Brushing Your Pet's Teeth -
Brushing your pet's teeth daily or at least 3 times per week (daily is best!) is essential in maintaining proper dental health. The following are tips to help you learn how to brush your pet's teeth:
1. Select an appropriate time -
Find a quiet, convenient time when you and your pet are both relaxed.
2. Acquaint your pet with the process -
For the first few sessions don't even use a toothbrush. Hold your pet as if cuddling. Gently stroke the outside of his/her cheeks with your finger. After your pet becomes comfortable, place a dab of toothpaste on your finger and let him/her taste it. We suggest starting with C.E.T. toothpaste, which is especially made for pets. (Only pet toothpastes should be used.)
3. Introduce the toothbrush -
Start by letting your pet lick the toothpaste off the toothbrush.
Then, place a small amount of toothpaste on the first three rows of the brush. In a slow back and forth motion, brush one or two teeth and the gum line. The purpose of this step is to get your pet accustomed to the feel of the brush.
4. Begin Brushing -
Over the next several days, gradually increase the number of teeth brushed. It is important to eventually brush the rear teeth where plaque and tarter have a greater tendency to accumulate. Go slowly and gently and pull open the cheek with your fingers to reach the back areas. It is best to brush in a circular motion with the brush at a 45 degree angle to the teeth and gums. Stop brushing before your pet begins to fuss. If pets learn to dislike the procedure and find out that more fussing makes you stop more quickly, then bushing is going to get harder, not easier.
Build up to about 30 seconds per side. You only need to worry about the outside surfaces of their teeth since most dogs and cats accumulate very little tarter on the inside. But be sure to brush the big teeth all the way in the back.
5. Make tooth brushing a pleasurable experience. Proceed slowly and gently.
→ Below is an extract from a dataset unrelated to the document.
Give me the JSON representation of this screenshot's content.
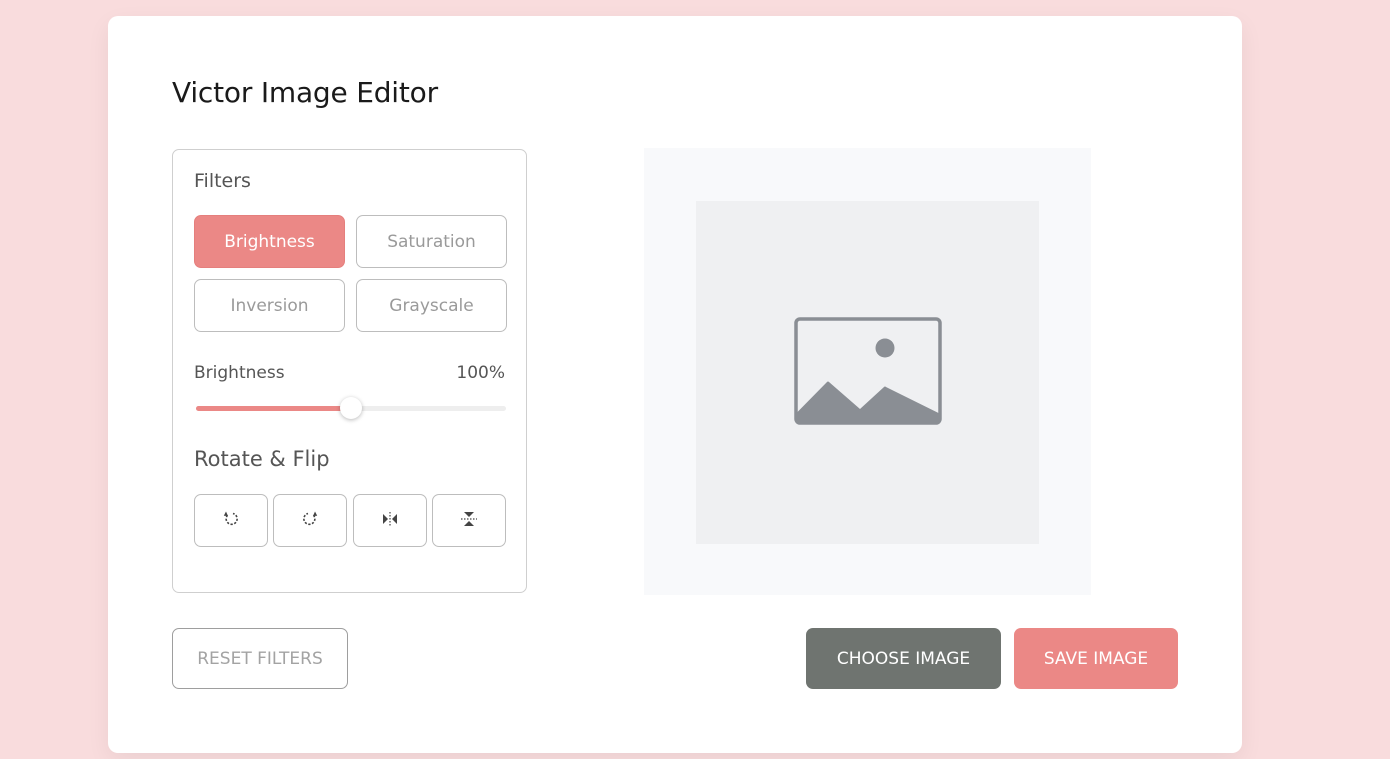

Stop each session while it is still fun and lavishly praise your pet afterwards. You can "teach an old dog new tricks" - Patience, dedication and treats may be necessary.